So here we are—a New Year—a time when everyone looks back to the prior year but more importantly, everyone looks forward. I’m no different. It’s good to sit back and reflect on what you have accomplished but it’s even more important to stop and think about the strategy and goals for the next year. In other words, build onto your prior accomplishments.
I’m sitting back right now and producing a huge sigh of relief at our various 2014 accomplishments. It was like being on a very fast revolving merry-go-round. Each week during the year, I developed an agenda to discuss with the team. There are always at least 10 to 15 separate items to discuss: where we’re at, resources needed, deadlines, conceptual issues, marketing, fulfillment, distribution, digital marketing strategies, and so forth.Read More Reflections, Accomplishments, and Regrets

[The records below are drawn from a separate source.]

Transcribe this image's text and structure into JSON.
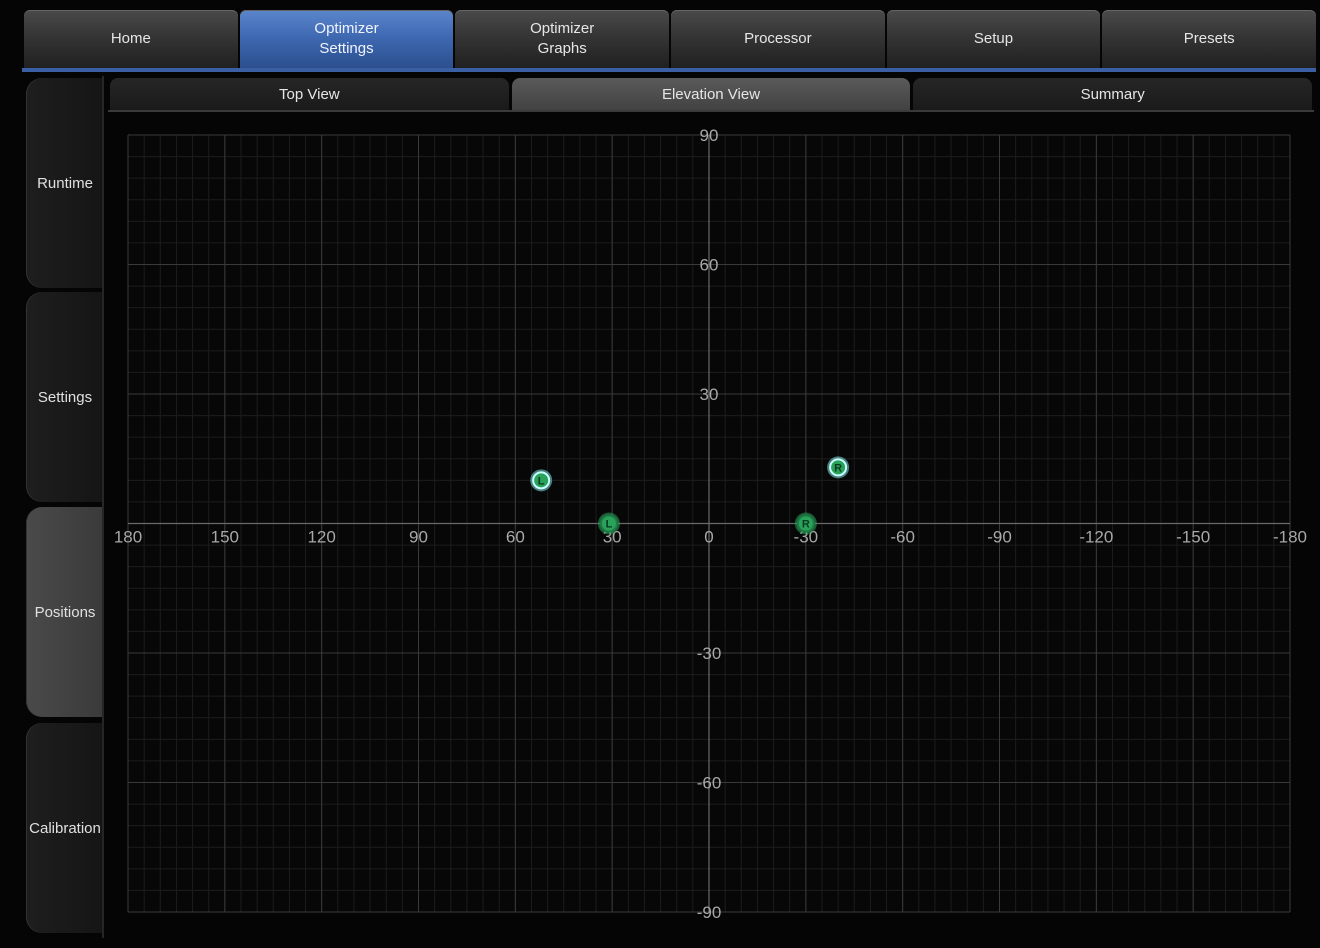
{
  "top_tabs": [
    {
      "label": "Home",
      "active": false
    },
    {
      "label": "Optimizer\nSettings",
      "active": true
    },
    {
      "label": "Optimizer\nGraphs",
      "active": false
    },
    {
      "label": "Processor",
      "active": false
    },
    {
      "label": "Setup",
      "active": false
    },
    {
      "label": "Presets",
      "active": false
    }
  ],
  "side_tabs": [
    {
      "label": "Runtime",
      "active": false
    },
    {
      "label": "Settings",
      "active": false
    },
    {
      "label": "Positions",
      "active": true
    },
    {
      "label": "Calibration",
      "active": false
    }
  ],
  "sub_tabs": [
    {
      "label": "Top View",
      "active": false
    },
    {
      "label": "Elevation View",
      "active": true
    },
    {
      "label": "Summary",
      "active": false
    }
  ],
  "colors": {
    "accent": "#3f69b2",
    "marker_green": "#2aa35a",
    "marker_cyan": "#7fe0e0"
  },
  "chart_data": {
    "type": "scatter",
    "xlim": [
      180,
      -180
    ],
    "ylim": [
      -90,
      90
    ],
    "x_ticks": [
      "180",
      "150",
      "120",
      "90",
      "60",
      "30",
      "0",
      "-30",
      "-60",
      "-90",
      "-120",
      "-150",
      "-180"
    ],
    "y_ticks": [
      "90",
      "60",
      "30",
      "-30",
      "-60",
      "-90"
    ],
    "points": [
      {
        "label": "L",
        "x": 52,
        "y": 10,
        "style": "cyan"
      },
      {
        "label": "R",
        "x": -40,
        "y": 13,
        "style": "cyan"
      },
      {
        "label": "L",
        "x": 31,
        "y": 0,
        "style": "green"
      },
      {
        "label": "R",
        "x": -30,
        "y": 0,
        "style": "green"
      }
    ]
  }
}
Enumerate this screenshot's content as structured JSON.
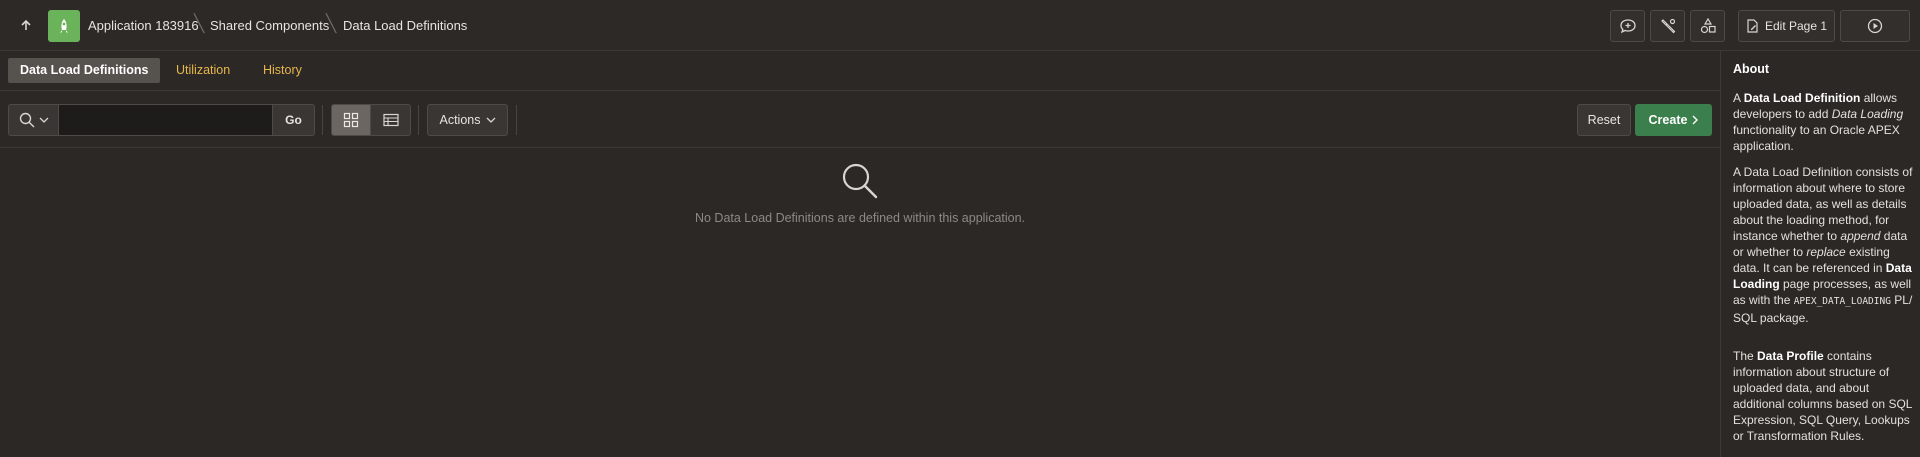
{
  "breadcrumb": {
    "app": "Application 183916",
    "shared": "Shared Components",
    "current": "Data Load Definitions"
  },
  "toolbar_right": {
    "edit_page_label": "Edit Page 1"
  },
  "tabs": [
    {
      "label": "Data Load Definitions",
      "active": true
    },
    {
      "label": "Utilization",
      "active": false
    },
    {
      "label": "History",
      "active": false
    }
  ],
  "toolbar": {
    "search_value": "",
    "go_label": "Go",
    "actions_label": "Actions",
    "reset_label": "Reset",
    "create_label": "Create"
  },
  "empty_state": {
    "message": "No Data Load Definitions are defined within this application."
  },
  "about": {
    "title": "About",
    "p1": {
      "a": "A ",
      "b1": "Data Load Definition",
      "c": " allows developers to add ",
      "i1": "Data Loading",
      "d": " functionality to an Oracle APEX application."
    },
    "p2": {
      "a": "A Data Load Definition consists of information about where to store uploaded data, as well as details about the loading method, for instance whether to ",
      "i1": "append",
      "b": " data or whether to ",
      "i2": "replace",
      "c": " existing data. It can be referenced in ",
      "b1": "Data Loading",
      "d": " page processes, as well as with the ",
      "code": "APEX_DATA_LOADING",
      "e": " PL/ SQL package."
    },
    "p3": {
      "a": "The ",
      "b1": "Data Profile",
      "c": " contains information about structure of uploaded data, and about additional columns based on SQL Expression, SQL Query, Lookups or Transformation Rules."
    }
  },
  "colors": {
    "accent_tab": "#e8b64b",
    "create_button": "#3a7f4c",
    "app_icon": "#6bb35a"
  }
}
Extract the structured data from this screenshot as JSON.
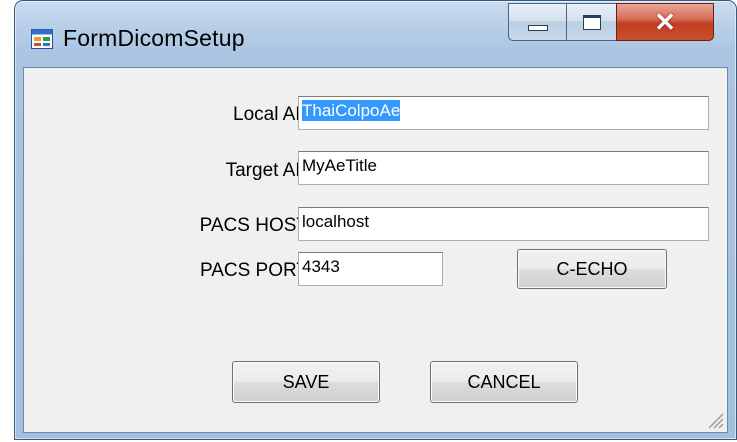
{
  "window": {
    "title": "FormDicomSetup"
  },
  "form": {
    "local_ae": {
      "label": "Local AE",
      "value": "ThaiColpoAe"
    },
    "target_ae": {
      "label": "Target AE",
      "value": "MyAeTitle"
    },
    "pacs_host": {
      "label": "PACS HOST",
      "value": "localhost"
    },
    "pacs_port": {
      "label": "PACS PORT",
      "value": "4343"
    }
  },
  "buttons": {
    "cecho": "C-ECHO",
    "save": "SAVE",
    "cancel": "CANCEL"
  },
  "icons": {
    "app": "form-icon",
    "minimize": "minimize-icon",
    "maximize": "maximize-icon",
    "close": "close-icon",
    "grip": "resize-grip-icon"
  },
  "colors": {
    "selection": "#3399ff",
    "close_button": "#c84a2c",
    "client_bg": "#f0f0f0"
  }
}
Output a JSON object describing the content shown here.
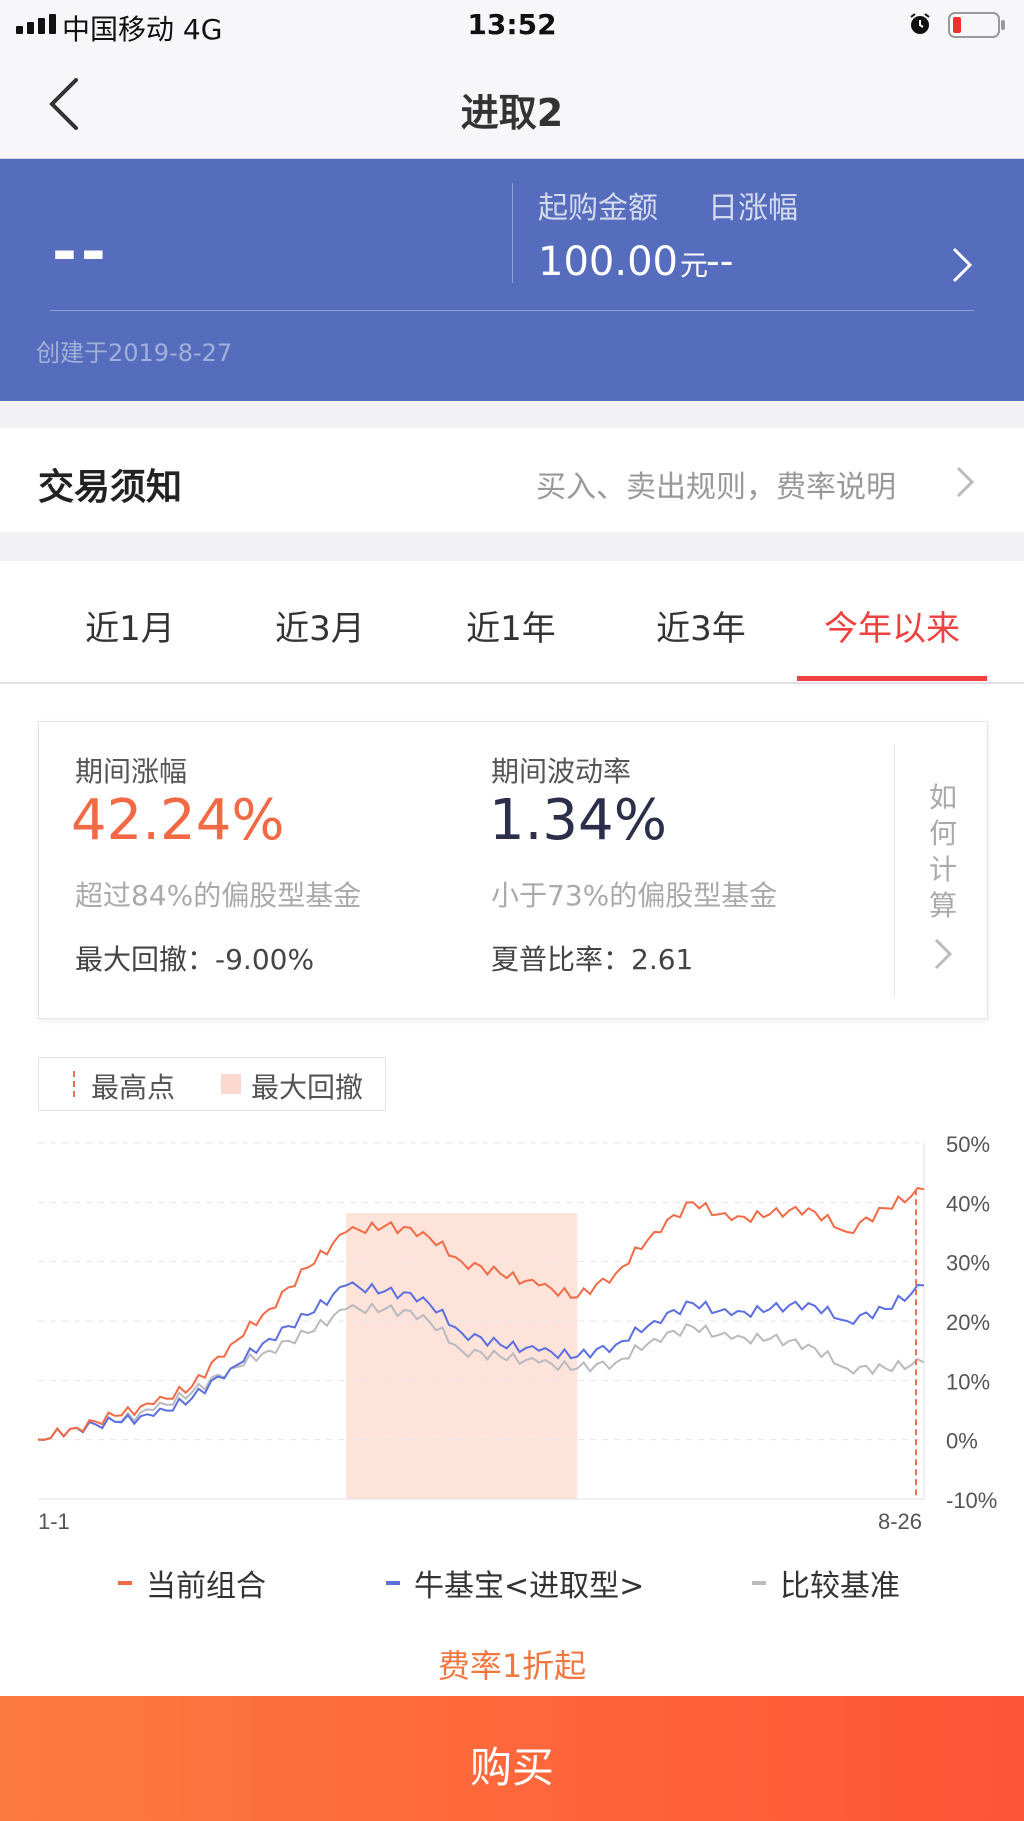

Remember when Michael Corleone uttered those words in Godfather III?
Aren’t there times when you feel the same way? Every year when you look back and think, “Next year can’t get any crazier than the one I just went through” and then it does—they pull you back in.
Never in my wildest dreams did I know what I was getting into when I began writing the non-fiction book proposal in April 2012 for my walking tour book on the French Revolution. Now here we are, the first two books (Where Did They Put theGuillotine? —Volumes One and Two) have been published in 2014. The third book, Where DidThey Burn the Last Grandmaster of the Knights Templar? —A Walking Tour ofMedieval Paris, will be published in March 2015 while the fourth book, Where DidThey Put the Gestapo Headquarters? will be published in December 2015.
What I really didn’t comprehend at the time was the complexity of taking on all of the publishing components. It has been quite a journey and one that I’m glad I took. I’m not done yet. Now that we have product, we’re entering into the fourth and fifth component of publishing: the distribution and marketing/public relations. Like the music industry, the distribution component is the one that the traditional publishing industry is having a hard time getting its arms around.
Stew takes you on a walking tour of buildings, places, and sites significant to the theme of each of his books. But most importantly, you will learn the intricate stories of the people and places that many other tours do not.
Stewart Ross’ book is full of interesting documents and research, it put you well on the tracks of Marie Antoinette, Danton, Robespierre and many more, whether in Paris or in Versailles, extremely interesting and easy to read!
Raphaelle Crevet | Certified Tour Guide, Paris, France
Mr. Ross brings the streets of Paris to life, making it possible for you to stand on the very spots where the grand and tragic events of the French Revolution took place. If you are looking for more than just the typical tourist experience in Paris, then this book is must reading!